-- Opening Marker --
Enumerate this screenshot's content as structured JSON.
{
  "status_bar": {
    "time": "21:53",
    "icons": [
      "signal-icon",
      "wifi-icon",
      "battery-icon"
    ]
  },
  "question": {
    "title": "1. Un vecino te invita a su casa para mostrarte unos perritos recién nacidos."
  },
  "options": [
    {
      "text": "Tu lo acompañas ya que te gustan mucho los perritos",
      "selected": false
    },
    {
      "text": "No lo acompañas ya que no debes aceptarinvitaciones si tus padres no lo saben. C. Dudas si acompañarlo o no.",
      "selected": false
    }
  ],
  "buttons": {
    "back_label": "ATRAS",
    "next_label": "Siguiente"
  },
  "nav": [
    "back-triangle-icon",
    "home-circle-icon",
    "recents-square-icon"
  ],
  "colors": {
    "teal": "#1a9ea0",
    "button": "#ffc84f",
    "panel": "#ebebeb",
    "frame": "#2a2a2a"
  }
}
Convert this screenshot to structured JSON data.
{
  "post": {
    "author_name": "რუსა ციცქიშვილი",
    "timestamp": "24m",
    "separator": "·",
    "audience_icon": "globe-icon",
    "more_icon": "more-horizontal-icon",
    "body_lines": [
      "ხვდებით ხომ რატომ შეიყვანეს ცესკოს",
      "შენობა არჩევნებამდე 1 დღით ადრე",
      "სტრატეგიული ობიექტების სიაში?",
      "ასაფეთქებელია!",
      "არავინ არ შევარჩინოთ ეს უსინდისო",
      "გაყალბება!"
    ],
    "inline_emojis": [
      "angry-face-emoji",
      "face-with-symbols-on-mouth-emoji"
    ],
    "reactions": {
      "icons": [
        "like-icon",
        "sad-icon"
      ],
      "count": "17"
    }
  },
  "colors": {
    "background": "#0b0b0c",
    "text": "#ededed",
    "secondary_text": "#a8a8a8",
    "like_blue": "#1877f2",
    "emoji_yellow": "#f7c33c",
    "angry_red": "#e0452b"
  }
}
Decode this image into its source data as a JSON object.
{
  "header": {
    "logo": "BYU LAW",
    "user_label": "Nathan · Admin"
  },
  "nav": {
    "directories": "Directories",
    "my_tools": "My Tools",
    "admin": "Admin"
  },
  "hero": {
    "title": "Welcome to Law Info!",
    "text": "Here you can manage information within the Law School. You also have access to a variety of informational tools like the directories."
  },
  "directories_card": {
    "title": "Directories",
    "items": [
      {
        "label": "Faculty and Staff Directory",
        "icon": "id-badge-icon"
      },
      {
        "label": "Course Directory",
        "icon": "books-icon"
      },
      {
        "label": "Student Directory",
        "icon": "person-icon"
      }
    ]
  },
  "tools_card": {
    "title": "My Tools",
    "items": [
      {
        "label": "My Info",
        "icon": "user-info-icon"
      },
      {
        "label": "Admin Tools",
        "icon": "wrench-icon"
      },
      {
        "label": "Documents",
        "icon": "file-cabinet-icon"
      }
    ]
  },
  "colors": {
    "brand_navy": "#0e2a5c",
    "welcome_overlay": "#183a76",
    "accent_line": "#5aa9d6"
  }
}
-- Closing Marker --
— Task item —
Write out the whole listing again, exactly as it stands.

— Problem solution —
Enumerate this screenshot's content as structured JSON.
{
  "status_bar": {
    "time": "21:53",
    "icons": [
      "signal-icon",
      "wifi-icon",
      "battery-icon"
    ]
  },
  "question": {
    "title": "1. Un vecino te invita a su casa para mostrarte unos perritos recién nacidos."
  },
  "options": [
    {
      "text": "Tu lo acompañas ya que te gustan mucho los perritos",
      "selected": false
    },
    {
      "text": "No lo acompañas ya que no debes aceptarinvitaciones si tus padres no lo saben. C. Dudas si acompañarlo o no.",
      "selected": false
    }
  ],
  "buttons": {
    "back_label": "ATRAS",
    "next_label": "Siguiente"
  },
  "nav": [
    "back-triangle-icon",
    "home-circle-icon",
    "recents-square-icon"
  ],
  "colors": {
    "teal": "#1a9ea0",
    "button": "#ffc84f",
    "panel": "#ebebeb",
    "frame": "#2a2a2a"
  }
}
Convert this screenshot to structured JSON data.
{
  "post": {
    "author_name": "რუსა ციცქიშვილი",
    "timestamp": "24m",
    "separator": "·",
    "audience_icon": "globe-icon",
    "more_icon": "more-horizontal-icon",
    "body_lines": [
      "ხვდებით ხომ რატომ შეიყვანეს ცესკოს",
      "შენობა არჩევნებამდე 1 დღით ადრე",
      "სტრატეგიული ობიექტების სიაში?",
      "ასაფეთქებელია!",
      "არავინ არ შევარჩინოთ ეს უსინდისო",
      "გაყალბება!"
    ],
    "inline_emojis": [
      "angry-face-emoji",
      "face-with-symbols-on-mouth-emoji"
    ],
    "reactions": {
      "icons": [
        "like-icon",
        "sad-icon"
      ],
      "count": "17"
    }
  },
  "colors": {
    "background": "#0b0b0c",
    "text": "#ededed",
    "secondary_text": "#a8a8a8",
    "like_blue": "#1877f2",
    "emoji_yellow": "#f7c33c",
    "angry_red": "#e0452b"
  }
}
Decode this image into its source data as a JSON object.
{
  "header": {
    "logo": "BYU LAW",
    "user_label": "Nathan · Admin"
  },
  "nav": {
    "directories": "Directories",
    "my_tools": "My Tools",
    "admin": "Admin"
  },
  "hero": {
    "title": "Welcome to Law Info!",
    "text": "Here you can manage information within the Law School. You also have access to a variety of informational tools like the directories."
  },
  "directories_card": {
    "title": "Directories",
    "items": [
      {
        "label": "Faculty and Staff Directory",
        "icon": "id-badge-icon"
      },
      {
        "label": "Course Directory",
        "icon": "books-icon"
      },
      {
        "label": "Student Directory",
        "icon": "person-icon"
      }
    ]
  },
  "tools_card": {
    "title": "My Tools",
    "items": [
      {
        "label": "My Info",
        "icon": "user-info-icon"
      },
      {
        "label": "Admin Tools",
        "icon": "wrench-icon"
      },
      {
        "label": "Documents",
        "icon": "file-cabinet-icon"
      }
    ]
  },
  "colors": {
    "brand_navy": "#0e2a5c",
    "welcome_overlay": "#183a76",
    "accent_line": "#5aa9d6"
  }
}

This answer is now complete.